There’s a bit of some personal history in my quest to meet Pete Seeger. Growing up in Burlington, Iowa, I was a frequent visitor to the Public Library (still am, when I get back to Burlington; as well as libraries all over the country, at this point). Like most libraries, the one in Burlington has a collection of vinyl records that I would rummage through from time to time. It was in that collection of vinyl that I first discovered Andres Segovia and Pete Seeger.
Pete Seeger introduced me to folk music. The album had him playing a collection of his hits: “To Everything (Turn, Turn, Turn)”, “The Bells of Rhymney”, “We Shall Overcome”, a sprightly little instrumental thing called “Living In The Country”, and (of course) “Where Have All The Flowers Gone” (which I almost quote in my song, “The Great Grandma Batter Battle”). These, and many more had already become campfire staples that I had heard over the years while attending summer camp, and later learned to play and sing as a camp counsellor. I read about Pete Seeger: his working with Woodie Guthrie, their work with the union movement and other social causes, his work in the 60’s in the Civil Rights movement, and much more besides.
I mentioned that I also discovered Andres Segovia. While Pete Seeger showed me the many and various possibilities as a folk musician, Segovia (who often called the guitar “a miniature orchestra in a box”) showed me just how versatile and expressive the guitar could be. I got to see Segovia, at Carnegie Hall, in 1981. He was in his 80’s himself, yet still playing beautifully. Segovia died at the age of 93, and was playing recitals and leading master classes up to a few months before his death. I have remarked to many of my friends that I hope to be so lucky; to do this thing I love so much over the course of a long and rich life.
It seems to me the same could be said for Pete Seeger. He is in his 90’s, still playing on occasion, still mentoring many other musicians. So in this way, as well, he becomes an inspiration for me.
But there I was, on a Monday evening, less than a dozen miles from his house, and I found myself engaging in a bit of arm chair psychology, as I sought to understand what was behind this particular quest of mine. The thing is, my father passed away some three or so years ago. One of the things I have dearly missed is how in any given week I would call my Dad and let him know what I was up to: recording a new song, playing this or that new gig, teaching a new class, or whatever. And while Dad never had quite the same sense of adventure as I did (he was fond of saying that he was born in Burlington and he would die in Burlington, and he did), he was always ready to hear of my latest adventure.

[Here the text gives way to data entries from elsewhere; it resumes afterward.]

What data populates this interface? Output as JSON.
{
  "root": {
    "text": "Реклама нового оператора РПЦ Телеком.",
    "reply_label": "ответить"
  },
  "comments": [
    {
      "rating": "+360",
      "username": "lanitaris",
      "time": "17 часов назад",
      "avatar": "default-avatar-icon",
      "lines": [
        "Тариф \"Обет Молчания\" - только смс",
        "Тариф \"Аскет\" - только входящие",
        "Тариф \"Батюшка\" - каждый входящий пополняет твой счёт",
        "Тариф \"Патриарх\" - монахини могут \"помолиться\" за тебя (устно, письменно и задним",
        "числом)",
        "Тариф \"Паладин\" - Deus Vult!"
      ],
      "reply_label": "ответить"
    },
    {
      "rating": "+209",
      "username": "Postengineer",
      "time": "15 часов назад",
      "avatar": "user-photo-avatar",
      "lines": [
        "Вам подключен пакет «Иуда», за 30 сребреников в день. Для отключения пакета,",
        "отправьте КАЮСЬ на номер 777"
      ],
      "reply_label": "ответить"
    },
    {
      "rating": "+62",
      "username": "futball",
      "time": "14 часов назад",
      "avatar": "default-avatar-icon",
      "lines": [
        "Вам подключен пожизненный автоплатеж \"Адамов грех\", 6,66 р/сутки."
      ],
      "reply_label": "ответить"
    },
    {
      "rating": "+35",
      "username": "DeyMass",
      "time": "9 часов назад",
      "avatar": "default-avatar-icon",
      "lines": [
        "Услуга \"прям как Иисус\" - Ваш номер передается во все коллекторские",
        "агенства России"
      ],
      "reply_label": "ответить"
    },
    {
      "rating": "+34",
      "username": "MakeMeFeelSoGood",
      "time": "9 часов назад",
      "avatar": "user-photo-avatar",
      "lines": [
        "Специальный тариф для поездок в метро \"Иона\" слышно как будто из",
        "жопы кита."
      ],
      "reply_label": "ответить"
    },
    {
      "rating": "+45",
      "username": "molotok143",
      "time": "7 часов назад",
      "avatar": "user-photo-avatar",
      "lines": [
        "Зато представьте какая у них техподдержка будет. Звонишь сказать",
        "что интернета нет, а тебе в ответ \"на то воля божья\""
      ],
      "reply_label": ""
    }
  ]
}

But my father was never a musician. My grandfather, Al Engberg, had been a trumpet player. He played in the Burlington Municipal Band, as well as the occasional dance band that would play in town. I have this one very vivid memory of my Grandfather Engberg: there had been something of a family gathering that started as a picnic and ended up with most of the relatives congregating at the Nira Tavern (the tavern Grandpa Engberg started in 1933, when Prohibition was repealed). Someone played a song on the juke box, called “The Twist”, and everyone knew the dance that went with it, but no one was willing to get up and try it. Except me and Grandpa. I was about five years old then. Grandpa died about three years later, so I never got to know him all that well, and I never had a chance to talk with him about music.